THE TASK: Without including any images, reproduce each entry exactly.

[Start of section]

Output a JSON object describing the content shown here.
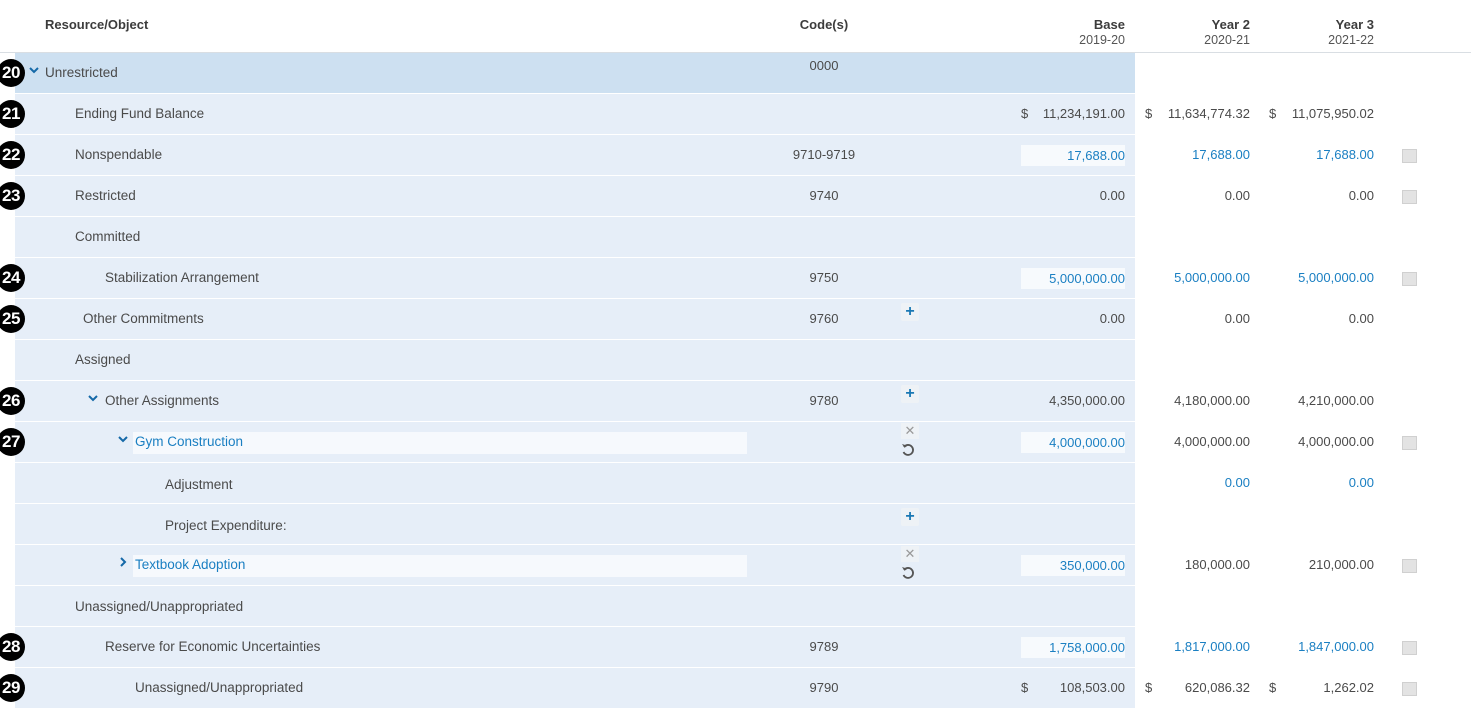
{
  "header": {
    "resource_object": "Resource/Object",
    "codes": "Code(s)",
    "base": "Base",
    "base_year": "2019-20",
    "year2": "Year 2",
    "year2_year": "2020-21",
    "year3": "Year 3",
    "year3_year": "2021-22"
  },
  "rows": [
    {
      "badge": "20",
      "label": "Unrestricted",
      "code": "0000",
      "base": "",
      "y2": "",
      "y3": ""
    },
    {
      "badge": "21",
      "label": "Ending Fund Balance",
      "code": "",
      "base_dollar": "$",
      "base": "11,234,191.00",
      "y2_dollar": "$",
      "y2": "11,634,774.32",
      "y3_dollar": "$",
      "y3": "11,075,950.02"
    },
    {
      "badge": "22",
      "label": "Nonspendable",
      "code": "9710-9719",
      "base": "17,688.00",
      "y2": "17,688.00",
      "y3": "17,688.00"
    },
    {
      "badge": "23",
      "label": "Restricted",
      "code": "9740",
      "base": "0.00",
      "y2": "0.00",
      "y3": "0.00"
    },
    {
      "badge": "",
      "label": "Committed",
      "code": "",
      "base": "",
      "y2": "",
      "y3": ""
    },
    {
      "badge": "24",
      "label": "Stabilization Arrangement",
      "code": "9750",
      "base": "5,000,000.00",
      "y2": "5,000,000.00",
      "y3": "5,000,000.00"
    },
    {
      "badge": "25",
      "label": "Other Commitments",
      "code": "9760",
      "base": "0.00",
      "y2": "0.00",
      "y3": "0.00"
    },
    {
      "badge": "",
      "label": "Assigned",
      "code": "",
      "base": "",
      "y2": "",
      "y3": ""
    },
    {
      "badge": "26",
      "label": "Other Assignments",
      "code": "9780",
      "base": "4,350,000.00",
      "y2": "4,180,000.00",
      "y3": "4,210,000.00"
    },
    {
      "badge": "27",
      "label": "Gym Construction",
      "code": "",
      "base": "4,000,000.00",
      "y2": "4,000,000.00",
      "y3": "4,000,000.00"
    },
    {
      "badge": "",
      "label": "Adjustment",
      "code": "",
      "base": "",
      "y2": "0.00",
      "y3": "0.00"
    },
    {
      "badge": "",
      "label": "Project Expenditure:",
      "code": "",
      "base": "",
      "y2": "",
      "y3": ""
    },
    {
      "badge": "",
      "label": "Textbook Adoption",
      "code": "",
      "base": "350,000.00",
      "y2": "180,000.00",
      "y3": "210,000.00"
    },
    {
      "badge": "",
      "label": "Unassigned/Unappropriated",
      "code": "",
      "base": "",
      "y2": "",
      "y3": ""
    },
    {
      "badge": "28",
      "label": "Reserve for Economic Uncertainties",
      "code": "9789",
      "base": "1,758,000.00",
      "y2": "1,817,000.00",
      "y3": "1,847,000.00"
    },
    {
      "badge": "29",
      "label": "Unassigned/Unappropriated",
      "code": "9790",
      "base_dollar": "$",
      "base": "108,503.00",
      "y2_dollar": "$",
      "y2": "620,086.32",
      "y3_dollar": "$",
      "y3": "1,262.02"
    }
  ],
  "icons": {
    "expand": "chevron-down-icon",
    "collapsed": "chevron-right-icon",
    "add": "plus-icon",
    "remove": "close-icon",
    "revert": "undo-icon",
    "note": "note-icon"
  },
  "colors": {
    "row_bg": "#e6eef8",
    "selected_row_bg": "#cde0f1",
    "link": "#1a7fc2",
    "badge": "#000000"
  }
}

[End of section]

TASK RESPONSE:
Output a JSON object describing the content shown here.
{
  "header": {
    "resource_object": "Resource/Object",
    "codes": "Code(s)",
    "base": "Base",
    "base_year": "2019-20",
    "year2": "Year 2",
    "year2_year": "2020-21",
    "year3": "Year 3",
    "year3_year": "2021-22"
  },
  "rows": [
    {
      "badge": "20",
      "label": "Unrestricted",
      "code": "0000",
      "base": "",
      "y2": "",
      "y3": ""
    },
    {
      "badge": "21",
      "label": "Ending Fund Balance",
      "code": "",
      "base_dollar": "$",
      "base": "11,234,191.00",
      "y2_dollar": "$",
      "y2": "11,634,774.32",
      "y3_dollar": "$",
      "y3": "11,075,950.02"
    },
    {
      "badge": "22",
      "label": "Nonspendable",
      "code": "9710-9719",
      "base": "17,688.00",
      "y2": "17,688.00",
      "y3": "17,688.00"
    },
    {
      "badge": "23",
      "label": "Restricted",
      "code": "9740",
      "base": "0.00",
      "y2": "0.00",
      "y3": "0.00"
    },
    {
      "badge": "",
      "label": "Committed",
      "code": "",
      "base": "",
      "y2": "",
      "y3": ""
    },
    {
      "badge": "24",
      "label": "Stabilization Arrangement",
      "code": "9750",
      "base": "5,000,000.00",
      "y2": "5,000,000.00",
      "y3": "5,000,000.00"
    },
    {
      "badge": "25",
      "label": "Other Commitments",
      "code": "9760",
      "base": "0.00",
      "y2": "0.00",
      "y3": "0.00"
    },
    {
      "badge": "",
      "label": "Assigned",
      "code": "",
      "base": "",
      "y2": "",
      "y3": ""
    },
    {
      "badge": "26",
      "label": "Other Assignments",
      "code": "9780",
      "base": "4,350,000.00",
      "y2": "4,180,000.00",
      "y3": "4,210,000.00"
    },
    {
      "badge": "27",
      "label": "Gym Construction",
      "code": "",
      "base": "4,000,000.00",
      "y2": "4,000,000.00",
      "y3": "4,000,000.00"
    },
    {
      "badge": "",
      "label": "Adjustment",
      "code": "",
      "base": "",
      "y2": "0.00",
      "y3": "0.00"
    },
    {
      "badge": "",
      "label": "Project Expenditure:",
      "code": "",
      "base": "",
      "y2": "",
      "y3": ""
    },
    {
      "badge": "",
      "label": "Textbook Adoption",
      "code": "",
      "base": "350,000.00",
      "y2": "180,000.00",
      "y3": "210,000.00"
    },
    {
      "badge": "",
      "label": "Unassigned/Unappropriated",
      "code": "",
      "base": "",
      "y2": "",
      "y3": ""
    },
    {
      "badge": "28",
      "label": "Reserve for Economic Uncertainties",
      "code": "9789",
      "base": "1,758,000.00",
      "y2": "1,817,000.00",
      "y3": "1,847,000.00"
    },
    {
      "badge": "29",
      "label": "Unassigned/Unappropriated",
      "code": "9790",
      "base_dollar": "$",
      "base": "108,503.00",
      "y2_dollar": "$",
      "y2": "620,086.32",
      "y3_dollar": "$",
      "y3": "1,262.02"
    }
  ],
  "icons": {
    "expand": "chevron-down-icon",
    "collapsed": "chevron-right-icon",
    "add": "plus-icon",
    "remove": "close-icon",
    "revert": "undo-icon",
    "note": "note-icon"
  },
  "colors": {
    "row_bg": "#e6eef8",
    "selected_row_bg": "#cde0f1",
    "link": "#1a7fc2",
    "badge": "#000000"
  }
}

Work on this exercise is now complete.